Q: My closing has been delayed, due to the seller delayed in providing documentation to the title company. (Swissvale, PA)
A: The issue would be whether the seller breached the sales agreement. Your sales agreement should specifically define the terms of what constitutes breach. In your case it may be a failure to close within X amount of days. The sales agreement will also spell out consequential damages that apply for such a breach. These damages may be limited to the return of the hand money or could possibly provide consequential damages. Have an attorney review the document immediately, especially if you want out of the contract. You may have so many days to react to the breach.
Q: I signed a Standard Agreement for the Sale of Real Estate and closing is scheduled for 7/26. I suffer from major depression and I was also withdrawing from a prescription from my doctor. I do not believe I was of sound mind and capable of making the decision at the time. Can I void the sale and cancel the closing? What are the potential consequences if I do this? (Pittsburgh, PA)
A: Your stated reason for rescinding the sales agreement will likely not be valid and I therefore would not disclose this to anyone. The answer lies within the language of the sales agreement. The damages against you may be limited to the security deposit. If so, the seller therefore cannot seek consequential damages. Read the paragraph which addresses damages. I am not sure which version of the sales agreement you have but it may be paragraph 22. If your damages are not limited by the wording of the agreement, I would pay an attorney to examine language of the agreement pertaining to inspections and other conditions precedent to acceptance of the property. If you have not already had an inspection performed, a building inspector may be very helpful to you. Follow the advice of your attorney.
Q: I own property and buildings that I want to sell. The problem is, I have a business tenant on my property who has a long-term lease but only pays $1.00 per YEAR in rent. Obviously, no one is going to buy the property with a lease like that in place. Can a new owner claim market unfairness in such a lease and get the tenants to pay a fair market rent? If not, then I will never be able to sell my property in my lifetime. Surely, there would be some legal remedy for a new owner? (McDonald, PA)
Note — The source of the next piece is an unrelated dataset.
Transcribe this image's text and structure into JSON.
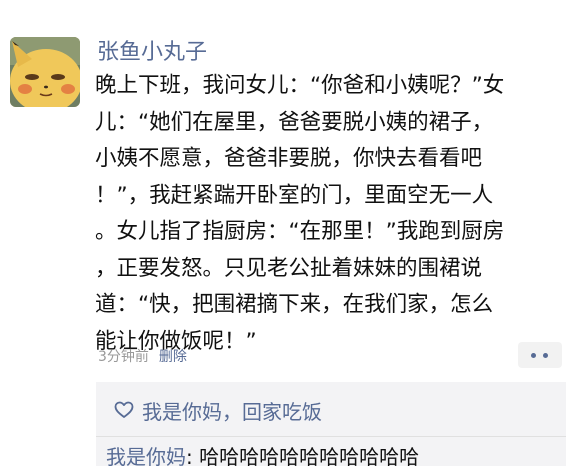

A: You need to have the lease reviewed by an attorney to determine if it can be challenged. If you inherited this tenant when you bought the property, you need to have your sales agreement checked to see if this lease contract was assignable or even mentioned. If he has as lock tight agreement, you may need to buy him out. I would have to research if there is any common-law limit on the number of years a lease like this can be legally in effect.